1. I think that Elaine Sciolino's article can fall under Law, Education & Citizenship and Employment & Work. It works in both of these categories because of the emphasis on women's roles in politics both in the past and currently in France. Another category that would work would be Feminism. It is argued in the article that Royal emphasizes both feminine and feminist traits to win over the voting public.
2. Bonnie Erbe's article goes well in the Gender category because it discusses how the roles of men and women are changing in regards to working in the business world and at home. This article also fits under Categories of Difference because it seems that the sample of people discussed were only couples living in urban areas.
3. The Family: A Proclamation to the World goes well in the category of Gender. Throughout the document men and women are referred to in equal terms. though some roles are specifically mentioned for each sex there are no specific limitations put on being able to also participate in other roles as part of a couple or as a parent. Obviously this also goes under Marriage & Family because it discusses both in combination between husband and wife and also in regards to separate responsibilities of each.
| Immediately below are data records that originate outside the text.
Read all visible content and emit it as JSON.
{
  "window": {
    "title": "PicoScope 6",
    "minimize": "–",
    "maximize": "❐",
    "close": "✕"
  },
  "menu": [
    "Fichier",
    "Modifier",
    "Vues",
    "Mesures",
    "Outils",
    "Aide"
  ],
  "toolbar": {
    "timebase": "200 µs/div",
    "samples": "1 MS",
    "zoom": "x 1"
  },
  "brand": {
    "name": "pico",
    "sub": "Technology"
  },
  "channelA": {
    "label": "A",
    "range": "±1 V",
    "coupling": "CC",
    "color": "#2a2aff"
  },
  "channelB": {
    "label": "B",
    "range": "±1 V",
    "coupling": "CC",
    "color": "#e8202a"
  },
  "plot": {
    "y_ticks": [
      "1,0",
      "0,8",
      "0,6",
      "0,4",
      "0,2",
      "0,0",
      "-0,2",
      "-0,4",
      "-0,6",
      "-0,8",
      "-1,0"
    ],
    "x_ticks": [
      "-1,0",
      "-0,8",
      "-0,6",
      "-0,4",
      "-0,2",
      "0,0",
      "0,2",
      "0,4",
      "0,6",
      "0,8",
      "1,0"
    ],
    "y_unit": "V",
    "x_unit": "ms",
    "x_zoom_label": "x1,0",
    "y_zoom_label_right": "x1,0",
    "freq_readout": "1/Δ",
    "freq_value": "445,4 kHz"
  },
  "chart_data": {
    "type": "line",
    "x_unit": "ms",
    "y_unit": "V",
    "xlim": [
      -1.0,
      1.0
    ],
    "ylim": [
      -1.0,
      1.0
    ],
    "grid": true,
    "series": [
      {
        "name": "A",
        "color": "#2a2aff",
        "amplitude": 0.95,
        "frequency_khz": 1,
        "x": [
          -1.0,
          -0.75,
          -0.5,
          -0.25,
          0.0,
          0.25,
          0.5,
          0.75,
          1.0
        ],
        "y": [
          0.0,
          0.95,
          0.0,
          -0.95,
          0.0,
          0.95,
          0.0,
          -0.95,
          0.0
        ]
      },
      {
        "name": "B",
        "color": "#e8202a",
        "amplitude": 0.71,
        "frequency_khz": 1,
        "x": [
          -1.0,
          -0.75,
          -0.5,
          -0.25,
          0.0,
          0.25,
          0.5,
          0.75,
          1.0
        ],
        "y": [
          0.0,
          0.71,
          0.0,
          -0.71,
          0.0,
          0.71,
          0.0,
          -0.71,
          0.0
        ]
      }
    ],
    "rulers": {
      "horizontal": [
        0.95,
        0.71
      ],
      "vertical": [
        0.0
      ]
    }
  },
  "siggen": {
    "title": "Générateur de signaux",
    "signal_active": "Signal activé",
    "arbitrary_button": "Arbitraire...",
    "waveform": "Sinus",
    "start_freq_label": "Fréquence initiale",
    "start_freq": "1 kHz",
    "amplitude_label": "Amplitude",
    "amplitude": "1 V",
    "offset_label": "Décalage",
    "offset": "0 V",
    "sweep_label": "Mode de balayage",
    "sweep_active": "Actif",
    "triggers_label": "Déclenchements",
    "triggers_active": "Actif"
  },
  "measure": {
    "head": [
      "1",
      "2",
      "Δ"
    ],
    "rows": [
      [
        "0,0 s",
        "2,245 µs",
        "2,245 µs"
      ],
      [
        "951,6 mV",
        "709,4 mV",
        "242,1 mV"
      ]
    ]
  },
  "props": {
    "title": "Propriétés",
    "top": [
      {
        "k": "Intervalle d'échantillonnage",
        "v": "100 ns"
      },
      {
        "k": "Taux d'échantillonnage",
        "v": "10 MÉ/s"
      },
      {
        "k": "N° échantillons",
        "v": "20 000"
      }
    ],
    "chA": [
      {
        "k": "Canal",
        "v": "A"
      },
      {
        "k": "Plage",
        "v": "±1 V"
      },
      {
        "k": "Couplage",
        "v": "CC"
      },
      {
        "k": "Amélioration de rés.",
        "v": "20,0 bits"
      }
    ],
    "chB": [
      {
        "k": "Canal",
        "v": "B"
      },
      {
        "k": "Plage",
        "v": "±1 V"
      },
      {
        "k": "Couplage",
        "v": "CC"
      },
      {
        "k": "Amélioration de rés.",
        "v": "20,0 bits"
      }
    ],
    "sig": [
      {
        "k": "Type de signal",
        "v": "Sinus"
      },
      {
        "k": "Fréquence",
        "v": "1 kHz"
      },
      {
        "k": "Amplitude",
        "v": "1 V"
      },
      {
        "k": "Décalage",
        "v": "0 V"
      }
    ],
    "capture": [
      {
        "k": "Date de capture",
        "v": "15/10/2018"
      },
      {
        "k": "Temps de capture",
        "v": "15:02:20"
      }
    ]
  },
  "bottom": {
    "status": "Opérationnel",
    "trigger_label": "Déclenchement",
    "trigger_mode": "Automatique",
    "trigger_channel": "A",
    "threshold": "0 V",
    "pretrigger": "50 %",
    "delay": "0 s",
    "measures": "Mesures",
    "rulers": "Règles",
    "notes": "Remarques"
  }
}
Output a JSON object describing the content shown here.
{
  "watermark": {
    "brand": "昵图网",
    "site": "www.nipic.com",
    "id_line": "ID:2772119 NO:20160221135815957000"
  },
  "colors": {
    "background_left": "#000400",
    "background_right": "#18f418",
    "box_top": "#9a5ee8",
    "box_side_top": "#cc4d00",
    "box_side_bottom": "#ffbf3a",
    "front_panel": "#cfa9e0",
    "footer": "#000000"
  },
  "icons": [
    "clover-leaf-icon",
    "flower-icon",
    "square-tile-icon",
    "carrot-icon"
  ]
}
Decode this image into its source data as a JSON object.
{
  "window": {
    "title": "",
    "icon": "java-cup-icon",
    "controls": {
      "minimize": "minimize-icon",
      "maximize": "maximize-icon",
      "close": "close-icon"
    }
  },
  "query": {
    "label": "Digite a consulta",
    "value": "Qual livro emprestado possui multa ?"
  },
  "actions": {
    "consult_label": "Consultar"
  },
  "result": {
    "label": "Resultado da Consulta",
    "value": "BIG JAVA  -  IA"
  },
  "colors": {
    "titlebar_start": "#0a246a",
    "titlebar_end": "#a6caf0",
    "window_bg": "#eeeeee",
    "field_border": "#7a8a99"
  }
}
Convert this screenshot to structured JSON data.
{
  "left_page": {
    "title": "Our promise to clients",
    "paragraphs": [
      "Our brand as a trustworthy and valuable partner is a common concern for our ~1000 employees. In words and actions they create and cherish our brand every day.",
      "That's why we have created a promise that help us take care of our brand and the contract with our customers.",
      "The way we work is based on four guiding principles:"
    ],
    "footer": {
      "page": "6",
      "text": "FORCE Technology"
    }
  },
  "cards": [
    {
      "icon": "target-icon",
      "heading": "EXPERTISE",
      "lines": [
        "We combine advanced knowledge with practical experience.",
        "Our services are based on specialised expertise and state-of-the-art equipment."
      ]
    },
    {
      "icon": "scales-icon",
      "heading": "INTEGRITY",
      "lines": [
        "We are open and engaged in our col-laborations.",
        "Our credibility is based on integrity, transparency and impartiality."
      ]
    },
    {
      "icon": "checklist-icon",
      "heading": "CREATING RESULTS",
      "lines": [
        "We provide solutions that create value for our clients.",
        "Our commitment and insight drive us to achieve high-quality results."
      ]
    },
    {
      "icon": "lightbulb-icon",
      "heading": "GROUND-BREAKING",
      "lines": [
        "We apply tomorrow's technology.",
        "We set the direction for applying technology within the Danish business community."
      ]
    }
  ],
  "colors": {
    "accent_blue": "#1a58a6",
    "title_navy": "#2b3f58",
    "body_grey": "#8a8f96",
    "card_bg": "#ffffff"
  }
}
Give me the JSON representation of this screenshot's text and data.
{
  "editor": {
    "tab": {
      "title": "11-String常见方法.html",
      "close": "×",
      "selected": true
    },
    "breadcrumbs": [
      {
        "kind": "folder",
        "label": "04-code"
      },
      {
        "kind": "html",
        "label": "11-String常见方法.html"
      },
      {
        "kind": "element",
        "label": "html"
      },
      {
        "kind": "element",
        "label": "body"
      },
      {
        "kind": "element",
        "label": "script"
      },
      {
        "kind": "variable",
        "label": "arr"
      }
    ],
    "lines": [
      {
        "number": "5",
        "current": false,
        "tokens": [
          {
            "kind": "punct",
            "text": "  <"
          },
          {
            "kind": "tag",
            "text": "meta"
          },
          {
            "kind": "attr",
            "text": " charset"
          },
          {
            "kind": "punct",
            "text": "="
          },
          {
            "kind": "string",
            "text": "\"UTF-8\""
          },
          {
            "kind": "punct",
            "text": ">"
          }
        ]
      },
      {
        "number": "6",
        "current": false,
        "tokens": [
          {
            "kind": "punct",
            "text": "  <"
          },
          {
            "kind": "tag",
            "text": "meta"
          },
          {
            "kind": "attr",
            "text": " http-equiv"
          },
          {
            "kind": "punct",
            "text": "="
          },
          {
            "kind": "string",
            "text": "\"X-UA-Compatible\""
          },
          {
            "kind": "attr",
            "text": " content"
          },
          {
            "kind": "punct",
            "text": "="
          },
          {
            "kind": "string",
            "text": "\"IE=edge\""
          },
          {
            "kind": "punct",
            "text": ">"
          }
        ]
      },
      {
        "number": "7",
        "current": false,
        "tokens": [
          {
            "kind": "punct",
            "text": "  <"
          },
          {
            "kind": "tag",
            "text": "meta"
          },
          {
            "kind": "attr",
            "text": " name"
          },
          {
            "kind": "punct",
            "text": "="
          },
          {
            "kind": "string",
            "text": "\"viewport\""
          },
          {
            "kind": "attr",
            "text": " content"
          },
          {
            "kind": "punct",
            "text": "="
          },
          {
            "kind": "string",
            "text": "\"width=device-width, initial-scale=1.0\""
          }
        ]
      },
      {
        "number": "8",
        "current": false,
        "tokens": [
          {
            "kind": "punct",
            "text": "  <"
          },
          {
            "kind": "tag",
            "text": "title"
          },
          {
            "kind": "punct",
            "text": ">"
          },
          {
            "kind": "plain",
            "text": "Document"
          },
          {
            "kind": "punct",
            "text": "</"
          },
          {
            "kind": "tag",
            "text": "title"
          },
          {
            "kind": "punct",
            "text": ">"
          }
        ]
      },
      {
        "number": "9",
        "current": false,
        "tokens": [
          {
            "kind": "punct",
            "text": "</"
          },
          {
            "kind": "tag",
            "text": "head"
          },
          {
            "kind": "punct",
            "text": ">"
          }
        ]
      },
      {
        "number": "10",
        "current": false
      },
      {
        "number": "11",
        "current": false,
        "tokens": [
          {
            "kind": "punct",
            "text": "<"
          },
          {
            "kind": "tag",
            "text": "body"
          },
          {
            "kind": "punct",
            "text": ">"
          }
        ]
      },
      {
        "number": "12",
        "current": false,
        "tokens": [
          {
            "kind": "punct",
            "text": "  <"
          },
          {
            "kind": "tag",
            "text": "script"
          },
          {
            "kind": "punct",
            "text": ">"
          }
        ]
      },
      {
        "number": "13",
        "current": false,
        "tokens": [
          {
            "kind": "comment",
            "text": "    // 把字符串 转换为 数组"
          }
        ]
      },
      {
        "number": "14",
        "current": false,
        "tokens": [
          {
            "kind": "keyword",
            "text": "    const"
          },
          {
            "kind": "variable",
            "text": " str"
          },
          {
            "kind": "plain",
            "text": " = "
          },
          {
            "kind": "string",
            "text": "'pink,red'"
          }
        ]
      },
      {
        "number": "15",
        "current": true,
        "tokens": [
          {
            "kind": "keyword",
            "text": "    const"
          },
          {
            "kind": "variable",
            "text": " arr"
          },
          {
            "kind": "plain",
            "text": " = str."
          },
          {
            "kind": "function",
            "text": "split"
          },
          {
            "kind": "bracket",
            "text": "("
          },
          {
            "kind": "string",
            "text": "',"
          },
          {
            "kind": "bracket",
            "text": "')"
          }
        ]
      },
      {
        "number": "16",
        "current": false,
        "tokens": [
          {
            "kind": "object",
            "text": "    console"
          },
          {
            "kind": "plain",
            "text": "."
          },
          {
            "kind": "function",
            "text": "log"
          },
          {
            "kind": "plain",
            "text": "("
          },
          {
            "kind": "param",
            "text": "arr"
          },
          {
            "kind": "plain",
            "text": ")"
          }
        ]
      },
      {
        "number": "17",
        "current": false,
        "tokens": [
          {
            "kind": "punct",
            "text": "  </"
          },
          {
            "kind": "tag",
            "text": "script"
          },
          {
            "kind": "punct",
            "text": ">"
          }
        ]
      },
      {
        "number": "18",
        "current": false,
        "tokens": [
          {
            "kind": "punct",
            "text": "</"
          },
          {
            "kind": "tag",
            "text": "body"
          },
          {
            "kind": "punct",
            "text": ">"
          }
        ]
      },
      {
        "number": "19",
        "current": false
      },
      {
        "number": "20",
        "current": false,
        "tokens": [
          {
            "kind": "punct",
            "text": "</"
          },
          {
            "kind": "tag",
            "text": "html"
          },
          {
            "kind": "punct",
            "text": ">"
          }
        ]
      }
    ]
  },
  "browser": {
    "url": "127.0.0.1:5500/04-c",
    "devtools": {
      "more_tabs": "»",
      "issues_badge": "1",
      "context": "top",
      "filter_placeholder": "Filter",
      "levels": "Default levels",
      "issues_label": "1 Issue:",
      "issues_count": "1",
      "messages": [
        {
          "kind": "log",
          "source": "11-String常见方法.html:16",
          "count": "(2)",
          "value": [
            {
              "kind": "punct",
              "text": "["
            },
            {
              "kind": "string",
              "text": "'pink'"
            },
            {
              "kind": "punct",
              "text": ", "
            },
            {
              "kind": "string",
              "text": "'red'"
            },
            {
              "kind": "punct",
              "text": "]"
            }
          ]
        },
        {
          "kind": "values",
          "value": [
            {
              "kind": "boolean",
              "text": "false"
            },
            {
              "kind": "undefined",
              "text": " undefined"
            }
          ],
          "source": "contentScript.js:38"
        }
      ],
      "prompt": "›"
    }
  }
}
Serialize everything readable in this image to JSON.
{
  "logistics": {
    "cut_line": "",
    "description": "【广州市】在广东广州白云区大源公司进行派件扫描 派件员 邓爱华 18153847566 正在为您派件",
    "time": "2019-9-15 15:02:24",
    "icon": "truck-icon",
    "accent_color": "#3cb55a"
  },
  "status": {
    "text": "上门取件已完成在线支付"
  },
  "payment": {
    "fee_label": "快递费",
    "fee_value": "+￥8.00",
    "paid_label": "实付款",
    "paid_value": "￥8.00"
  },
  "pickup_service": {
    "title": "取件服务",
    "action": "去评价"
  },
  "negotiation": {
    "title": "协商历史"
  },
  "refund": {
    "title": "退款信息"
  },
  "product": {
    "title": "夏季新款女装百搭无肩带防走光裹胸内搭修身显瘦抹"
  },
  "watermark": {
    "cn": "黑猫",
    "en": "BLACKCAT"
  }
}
4. Categories of Difference is a good fit for Robert Ebert's article because it discusses the way class and age differences between Queen Elizabeth and Sir Walter Raleigh were ignored or smoothed over in the movie. It also works in Feminism in that the movie seems to take a woman who was in charge of the country and downplays that role to the point that the focus on her is the romantic aspect of her life which in reality did not even exist.
5. Robin Abcarian's article on the public's reaction to Sarah Palin as a Vice Presidential Candidate could be put into the category of Feminism because the article mentions how Palin is representing a new type of feminist. A conservative feminist. Also, the article goes well with Marriage & Family because it discusses how Palin's family represents a sort of opposite of the traditional American household. Palin is a mother of 5 who has a very demanding career but whose husband is extremely supportive of it. That idea is different and still somewhat new to many people in the world today.
Saturday, January 10, 2009
As for the second piece of reading it also falls under the theme of gender. In Joan Kelly's work she uses gender or the differing ideals of men and women, as well as the differences in their power during the Medieval period and that of the Renaissance period, to show that unlike most men the Renaissance for women actually meant a decrease in power and another shift in gender relations. To some the piece could more directly be placed under the theme of marriage and family because of Kelly's emphasis. But that is only part of the whole picture, because Kelly uses marriage, family, the courtly love of the medieval period, and ladies of the court in the Renaissance to show the shift in even the minor power that was granted women in the medieval period to that of their husbands.